National League of Cities Tells Congress to Address Aging Water Infrastructure
Washington, DC - The National League of Cities (NLC) told Congress today that the nation's water infrastructure is aging and that cities face a backlog of projects and funding challenges that were only made worse by the recent economic downturn.
Michael Sesma, Council Member, Gaithersburg, MD, testified on NLC's behalf before the House Energy and Commerce Committee's Subcommittee on Environment and Economy. He asked the committee to "lead and serve the country by addressing the underlying issue of aging infrastructure and unmet infrastructure needs. This effort will strengthen the intergovernmental partnership by enabling our cities and towns, our states, and country to meet the challenges and opportunities of leading the world into the next century."
The full testimony can be found at http://docs.house.gov/meetings/IF/IF18/20130215/100242/HHRG-113-IF18-Wstate-SesmaM-20130215.pdf

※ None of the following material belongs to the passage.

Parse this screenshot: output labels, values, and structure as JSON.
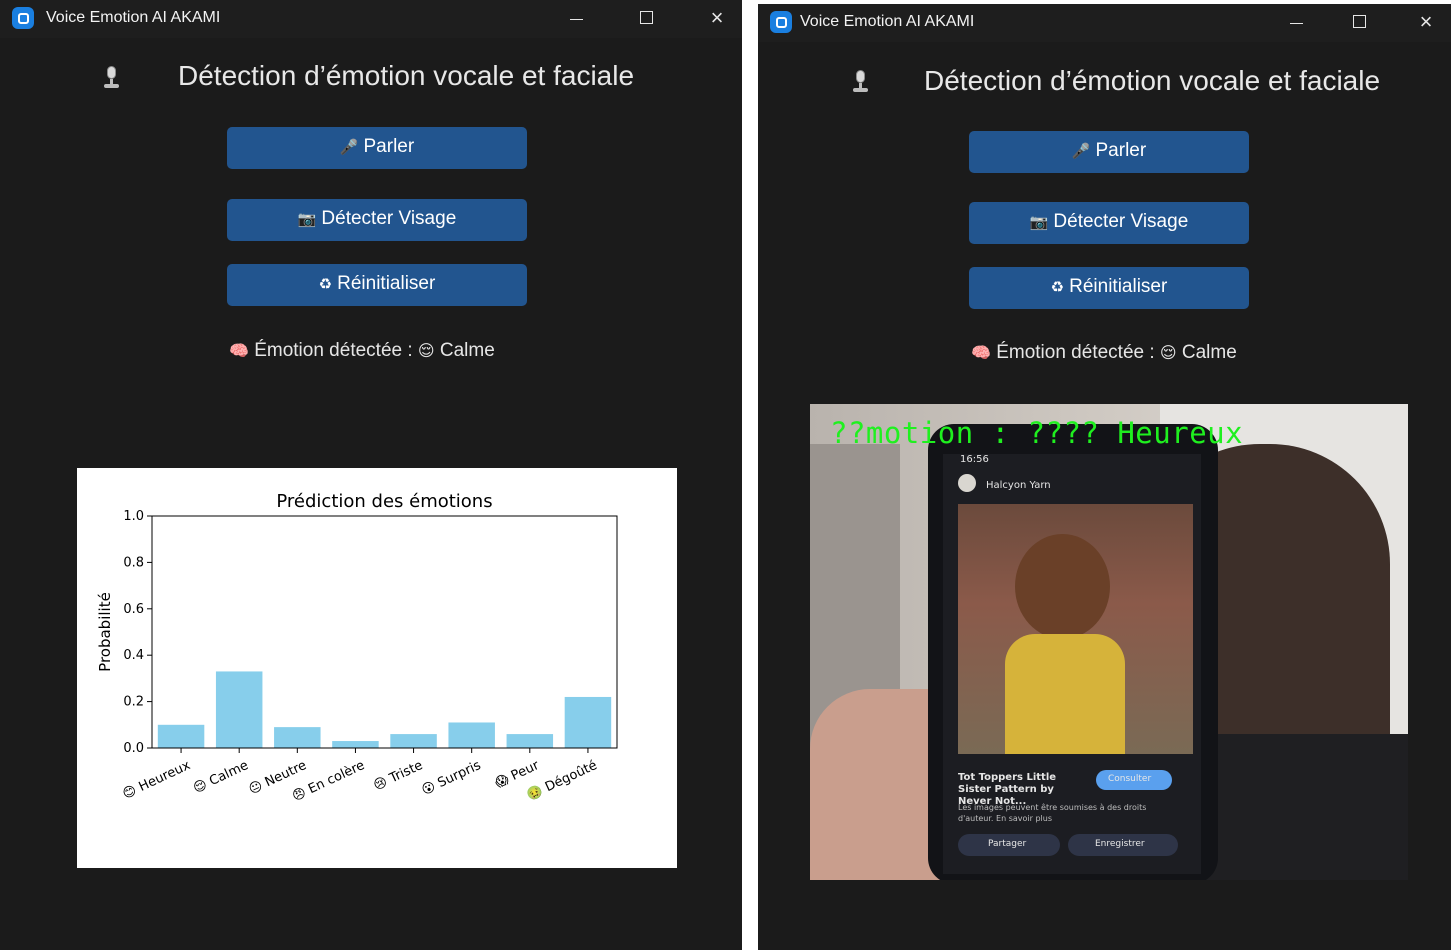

Council Member Sesma also called on the federal government to remain committed to being a full partner to local governments. "As the nation's cities continue to endeavor to improve aging infrastructure, meet federal regulatory requirements, create and retain jobs, and foster a climate of economic growth in our communities," he said, "a partnership with the federal government is essential."
Additionally, Council Member Sesma testified on the importance of local governments in implementing federal environmental protection programs, serving as implementers of state and federal environmental policies and programs and with authority over local land use, zoning, and code development.
Additionally, Sesma highlighted key areas where the federal-state-local partnership has led to improved environmental protection and more vibrant communities. Specifically:
• Federalism consultation - Consulting with cities earlier and more frequently on projects reduces the burden on local governments in both cost and regulatory requirements.
• Regulatory review - Looking at old and outdated regulations that add to the cost and paperwork burdens of cities.
• Integrated planning - Allowing local governments to identify opportunities to achieve the requirements of the Clean Water Act in an affordable manner.
The National League of Cities is dedicated to helping city leaders build better communities. NLC is a resource and advocate for 19,000 cities, towns and villages, representing more than 218 million Americans.